Talking Neurons

April 24th, 2014

Neuroscientists at Georgetown investigate how communication occurs between cells of the brain. Understanding this could help us understand neurological disorders. This research, led by Prof. Maria Donoghue of the Department of Biology, was conducted by graduate and undergraduate students and is a collaboration project with Prof. Stefano Vicini of the School of Medicine.

Chris Griffey, Jen Purks and Jenny Marvin win research awards

April 7th, 2014

Undergraduate research is an amazing opportunity provided and encourage in the biology department. With professors at the Medical Center and on the main campus, research in all different areas is accessible to students looking to get a hands on experience. Each year students who go above and beyond in their research are recognized for their oral and poster presentations of their work.

Professor Anne Rosenwald and team awarded NSF grant

March 1st, 2014

Ideally, science would be able to run wild without any monetary limit. However, this is not the case. Outstanding research not only yields meaningful results, it calls the attention of different foundations looking to fund research. Professor Anne Rosenwald and a team of investigators have been honored with the opportunity to continue their research with a grant award for the National Science Foundation.

Gina Wimp

professor Gina Wimp Receives an Award for Excellence in Teaching

January 27th, 2014

Congratulations to Professor Gina Wimp, who was one of three recipients of the 2013 Dean’s Award for Excellence in Teaching. Professor Wimp received her award at this year’s annual Georgetown College Faculty Convocation, held on January 23rd.

Hunting Plants in Nepal

January 13th, 2014

Junior Environmental Biology and Anthropology major Alex O’Neill was recently featured in an article from Georgetown College News regarding the year he is currently spending abroad in Nepal, studying the Nepali language and conducting independent research on parasitic plants. Funded by a Boren scholarship, O’Neill is combining his interests in medicine and ecology by specifically studying the uses, perceptions, and management of medicinal plants.

Professor’s Dolphin Research Becomes Award-Winning Children’s Book

November 25th, 2013

Congratulations to Vice Provost for Research and Biology Professor Janet Mann, whose extensive research on bottlenose dolphins has now been turned into an award-winning children’s book. The Dolphins of Shark Bay (Houghton Mifflin Harcourt, 2013) by Pamela S. Turner is part of the publishing company’s “Scientists in the Field” series, which seeks to make science more accessible to young readers.

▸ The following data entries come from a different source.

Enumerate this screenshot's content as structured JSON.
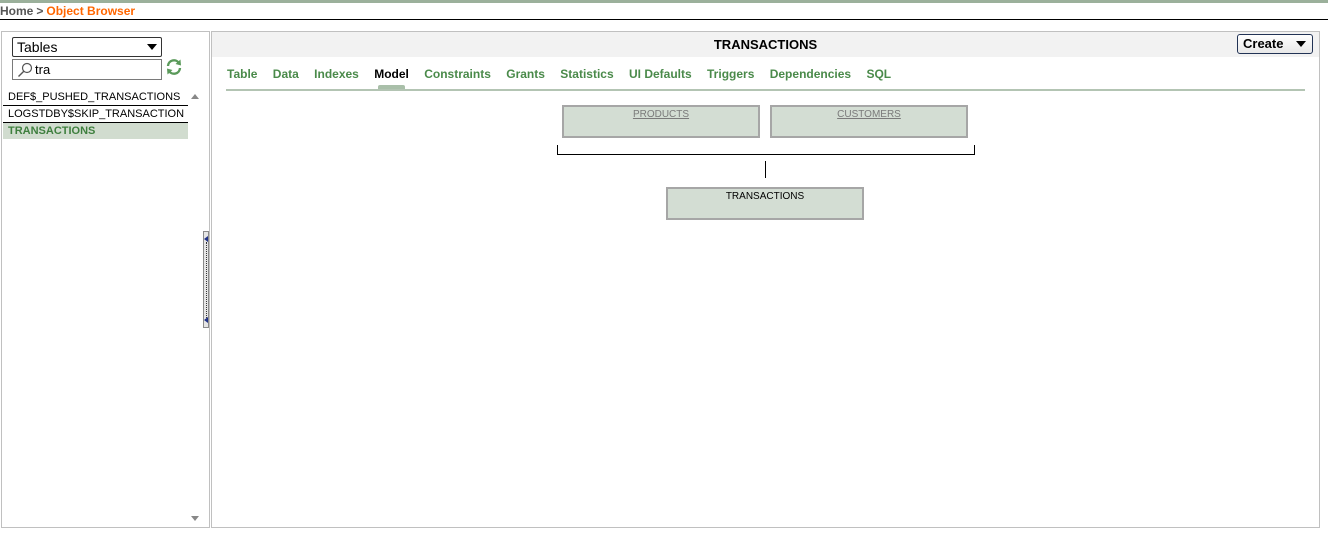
{
  "breadcrumb": {
    "home": "Home",
    "separator": ">",
    "current": "Object Browser"
  },
  "sidebar": {
    "object_type": "Tables",
    "search_value": "tra",
    "items": [
      {
        "label": "DEF$_PUSHED_TRANSACTIONS",
        "selected": false
      },
      {
        "label": "LOGSTDBY$SKIP_TRANSACTION",
        "selected": false
      },
      {
        "label": "TRANSACTIONS",
        "selected": true
      }
    ]
  },
  "main": {
    "title": "TRANSACTIONS",
    "create_label": "Create",
    "tabs": [
      {
        "label": "Table",
        "active": false
      },
      {
        "label": "Data",
        "active": false
      },
      {
        "label": "Indexes",
        "active": false
      },
      {
        "label": "Model",
        "active": true
      },
      {
        "label": "Constraints",
        "active": false
      },
      {
        "label": "Grants",
        "active": false
      },
      {
        "label": "Statistics",
        "active": false
      },
      {
        "label": "UI Defaults",
        "active": false
      },
      {
        "label": "Triggers",
        "active": false
      },
      {
        "label": "Dependencies",
        "active": false
      },
      {
        "label": "SQL",
        "active": false
      }
    ],
    "model": {
      "parents": [
        "PRODUCTS",
        "CUSTOMERS"
      ],
      "current": "TRANSACTIONS"
    }
  },
  "colors": {
    "accent_orange": "#ff6600",
    "tab_green": "#4a8a4a",
    "selected_bg": "#d1dccf",
    "model_box_bg": "#d3ddd3"
  },
  "icons": {
    "search": "magnifier-icon",
    "refresh": "refresh-icon",
    "dropdown": "chevron-down-icon"
  }
}
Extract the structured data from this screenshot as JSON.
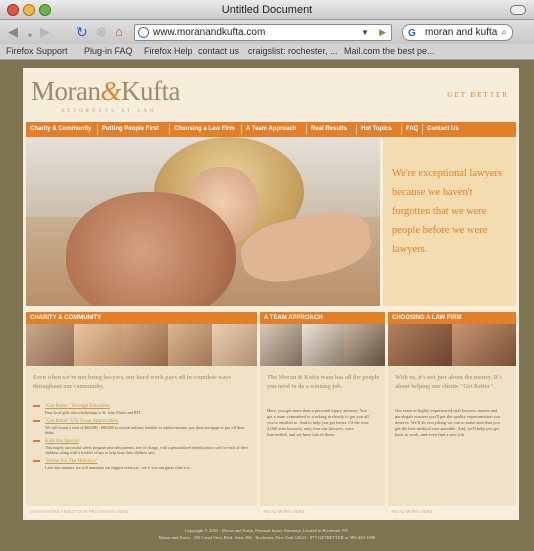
{
  "window": {
    "title": "Untitled Document"
  },
  "toolbar": {
    "back_icon": "back-arrow-icon",
    "forward_icon": "forward-arrow-icon",
    "reload_icon": "reload-icon",
    "stop_icon": "stop-icon",
    "home_icon": "home-icon",
    "url": "www.moranandkufta.com",
    "search_text": "moran and kufta"
  },
  "bookmarks": [
    "Firefox Support",
    "Plug-in FAQ",
    "Firefox Help",
    "contact us",
    "craigslist: rochester, ...",
    "Mail.com the best pe..."
  ],
  "site": {
    "logo_part1": "Moran",
    "logo_amp": "&",
    "logo_part2": "Kufta",
    "tagline": "ATTORNEYS AT LAW",
    "get_better": "GET BETTER",
    "nav": [
      "Charity & Community",
      "Putting People First",
      "Choosing a Law Firm",
      "A Team Approach",
      "Real Results",
      "Hot Topics",
      "FAQ",
      "Contact Us"
    ],
    "hero_quote": "We're exceptional lawyers because we haven't forgotten that we were people before we were lawyers."
  },
  "columns": {
    "charity": {
      "heading": "CHARITY & COMMUNITY",
      "lede": "Even when we're not being lawyers, our hard work pays off in countless ways throughout our community.",
      "items": [
        {
          "title": "\"Get Better\" Through Education",
          "text": "Four local girls win scholarships to St. John Fisher and RIT."
        },
        {
          "title": "\"Get Better\" UN Troop Appreciation",
          "text": "We will award a total of $40,000 - $80,000 to several military families to replace income, pay their mortgage or pay off their debts."
        },
        {
          "title": "Kids Are Special",
          "text": "This hugely successful safety program provides parents, free of charge, with a personalized identification card for each of their children, along with a booklet of tips to help keep their children safe."
        },
        {
          "title": "\"Home For The Holidays\"",
          "text": "Later this summer, we will announce our biggest event yet - see if you can guess what it is."
        }
      ],
      "learn_more": "LEARN MORE ABOUT OUR PROGRAMS HERE"
    },
    "team": {
      "heading": "A TEAM APPROACH",
      "lede": "The Moran & Kufta team has all the people you need to do a winning job.",
      "text": "Here, you get more than a personal injury attorney. You get a team committed to working tirelessly to get you all you're entitled to. And to help you get better. Of the over 2,000 area lawsuits, only four our lawyers, were lost/settled, and we have lots of them.",
      "learn_more": "READ MORE HERE"
    },
    "choosing": {
      "heading": "CHOOSING A LAW FIRM",
      "lede": "With us, it's not just about the money. It's about helping our clients \"Get Better\".",
      "text": "Our team of highly experienced trial lawyers, nurses and paralegals ensures you'll get the quality representation you deserve. We'll do everything we can to make sure that you get the best medical care possible. And, we'll help you get back to work, and even find a new job.",
      "learn_more": "READ MORE HERE"
    }
  },
  "footer": {
    "line1": "Copyright © 2005 - Moran and Kufta, Personal Injury Attorneys Located in Rochester NY.",
    "line2": "Moran and Kufta · 200 Canal View Blvd. Suite 206 · Rochester, New York 14623 · 877-GETBETTER or 585-442-1000"
  }
}
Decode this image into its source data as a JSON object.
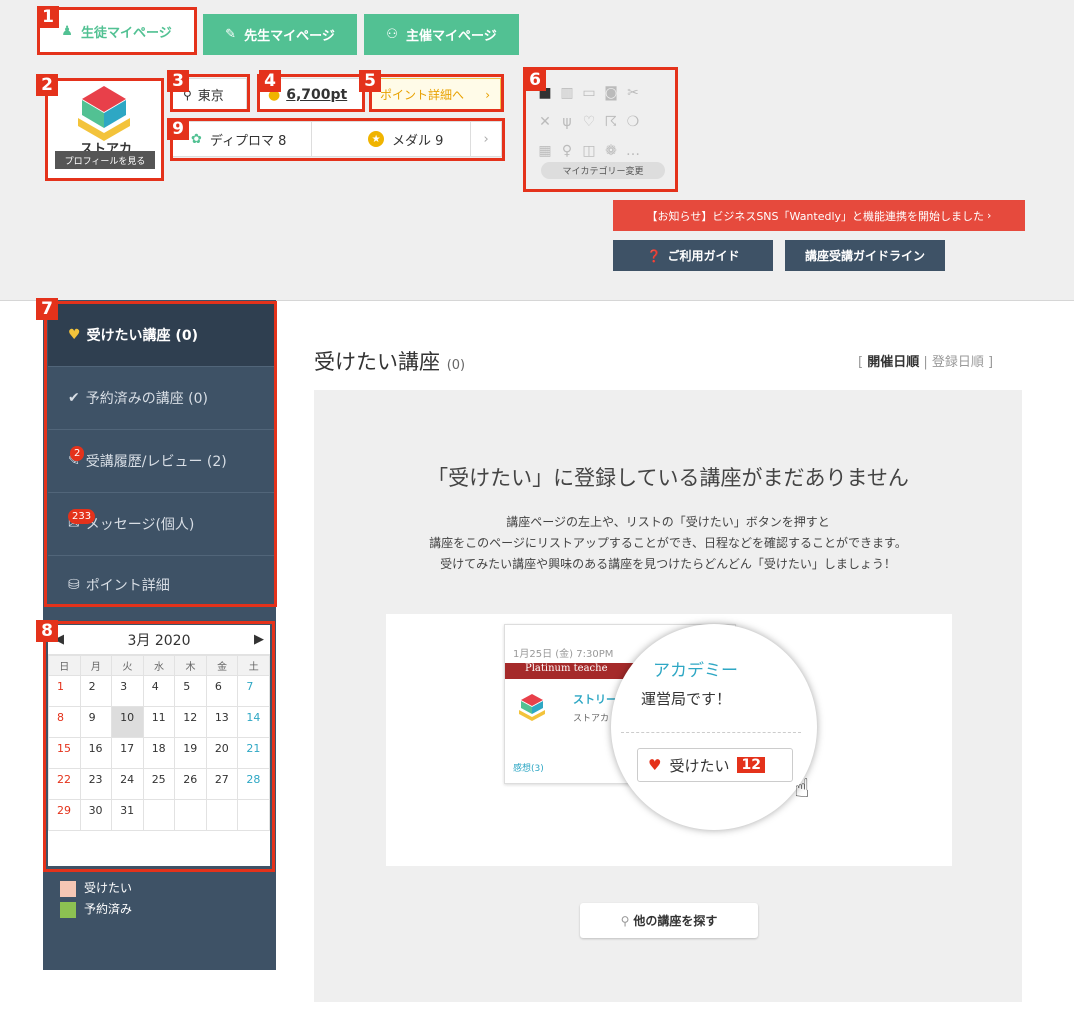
{
  "tabs": [
    {
      "label": "生徒マイページ",
      "icon": "student-icon"
    },
    {
      "label": "先生マイページ",
      "icon": "teacher-icon"
    },
    {
      "label": "主催マイページ",
      "icon": "group-icon"
    }
  ],
  "markers": [
    "1",
    "2",
    "3",
    "4",
    "5",
    "6",
    "7",
    "8",
    "9"
  ],
  "profile": {
    "logo_text": "ストアカ",
    "button": "プロフィールを見る"
  },
  "location": "東京",
  "points": "6,700pt",
  "point_detail": "ポイント詳細へ",
  "diploma": "ディプロマ 8",
  "medal": "メダル 9",
  "category_button": "マイカテゴリー変更",
  "notice": "【お知らせ】ビジネスSNS「Wantedly」と機能連携を開始しました",
  "guide_button": "ご利用ガイド",
  "guideline_button": "講座受講ガイドライン",
  "sidebar": {
    "items": [
      {
        "label": "受けたい講座 (0)",
        "icon": "heart-icon"
      },
      {
        "label": "予約済みの講座 (0)",
        "icon": "check-icon"
      },
      {
        "label": "受講履歴/レビュー (2)",
        "icon": "review-icon",
        "badge": "2"
      },
      {
        "label": "メッセージ(個人)",
        "icon": "mail-icon",
        "badge": "233"
      },
      {
        "label": "ポイント詳細",
        "icon": "coin-icon"
      }
    ]
  },
  "calendar": {
    "title": "3月 2020",
    "weekdays": [
      "日",
      "月",
      "火",
      "水",
      "木",
      "金",
      "土"
    ],
    "weeks": [
      [
        "1",
        "2",
        "3",
        "4",
        "5",
        "6",
        "7"
      ],
      [
        "8",
        "9",
        "10",
        "11",
        "12",
        "13",
        "14"
      ],
      [
        "15",
        "16",
        "17",
        "18",
        "19",
        "20",
        "21"
      ],
      [
        "22",
        "23",
        "24",
        "25",
        "26",
        "27",
        "28"
      ],
      [
        "29",
        "30",
        "31",
        "",
        "",
        "",
        ""
      ]
    ]
  },
  "legend": [
    {
      "label": "受けたい",
      "color": "#f5c6b4"
    },
    {
      "label": "予約済み",
      "color": "#8cc152"
    }
  ],
  "main": {
    "title": "受けたい講座",
    "count": "(0)",
    "sort_active": "開催日順",
    "sort_other": "登録日順",
    "empty_title": "「受けたい」に登録している講座がまだありません",
    "desc": [
      "講座ページの左上や、リストの「受けたい」ボタンを押すと",
      "講座をこのページにリストアップすることができ、日程などを確認することができます。",
      "受けてみたい講座や興味のある講座を見つけたらどんどん「受けたい」しましょう！"
    ],
    "illus": {
      "date": "1月25日 (金) 7:30PM",
      "platinum": "Platinum teache",
      "academy": "アカデミー",
      "course": "ストリー",
      "office": "運営局です！",
      "sub": "ストアカ",
      "review": "感想(3)",
      "want": "受けたい",
      "want_count": "12"
    },
    "search_button": "他の講座を探す"
  }
}
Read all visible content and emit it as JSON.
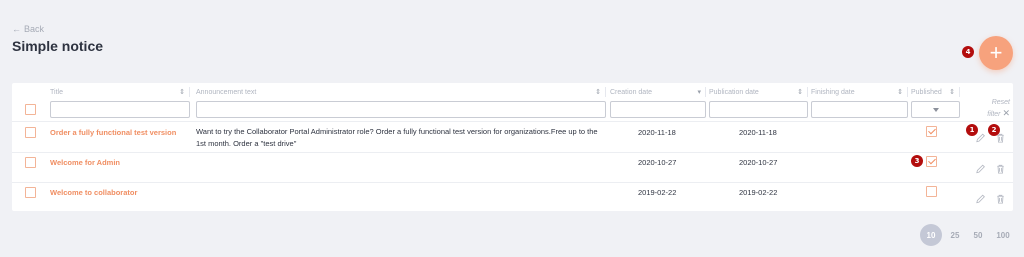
{
  "header": {
    "back_label": "Back",
    "page_title": "Simple notice",
    "add_label": "+"
  },
  "table": {
    "columns": [
      {
        "label": "Title"
      },
      {
        "label": "Announcement text"
      },
      {
        "label": "Creation date"
      },
      {
        "label": "Publication date"
      },
      {
        "label": "Finishing date"
      },
      {
        "label": "Published"
      }
    ],
    "reset_label": "Reset filter",
    "rows": [
      {
        "title": "Order a fully functional test version",
        "text": "Want to try the Collaborator Portal Administrator role? Order a fully functional test version for organizations.Free up to the 1st month. Order a \"test drive\"",
        "created": "2020-11-18",
        "published_date": "2020-11-18",
        "finishing": "",
        "published": true
      },
      {
        "title": "Welcome for Admin",
        "text": "",
        "created": "2020-10-27",
        "published_date": "2020-10-27",
        "finishing": "",
        "published": true
      },
      {
        "title": "Welcome to collaborator",
        "text": "",
        "created": "2019-02-22",
        "published_date": "2019-02-22",
        "finishing": "",
        "published": false
      }
    ]
  },
  "markers": [
    "1",
    "2",
    "3",
    "4"
  ],
  "pagination": {
    "sizes": [
      "10",
      "25",
      "50",
      "100"
    ],
    "active": "10"
  },
  "colors": {
    "accent": "#f08e62",
    "fab": "#f7a27d",
    "marker": "#b30d0d",
    "background": "#f0f1f5"
  },
  "icons": {
    "back": "arrow-left-icon",
    "edit": "pencil-icon",
    "delete": "trash-icon",
    "add": "plus-icon"
  }
}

Research Worth Recognizing

November 2nd, 2013

The Office of the Provost awarded the Distinguished Investigator award to Biology professor Jeffrey Huang—recognizing his extraordinary dedication and hard work towards his research in the field of glia biology.

Professor Gina Wimp awarded a 2013 Dean’s Award for Excellence in Teaching

May 1st, 2013

The Dean’s award for Excellence in Teaching began in 1996 to honor professors that go out of their way to enhance the undergraduate student experience. Professor Wimp has done exactly that. The start of the environmental biology major took off running under Wimp’s guidance and the students love the new courses that she installed. The right mixture of passion for the subject and for her students has made Professor Wimp the perfect candidate to represent the Biology Department in receiving the award.

Graduate student Pratha Sah receives Cosmos Scholars grant

May 1st, 2013

Pratha Sah has continued to demonstrate an excellent work ethic and dedication to her research under the supervision of Professor Shweta Bansal. Cosmos Scholars provides assistance to the Consortium of Universities of the Metropolitan Washington Area to cover funds not included in other grants or awards.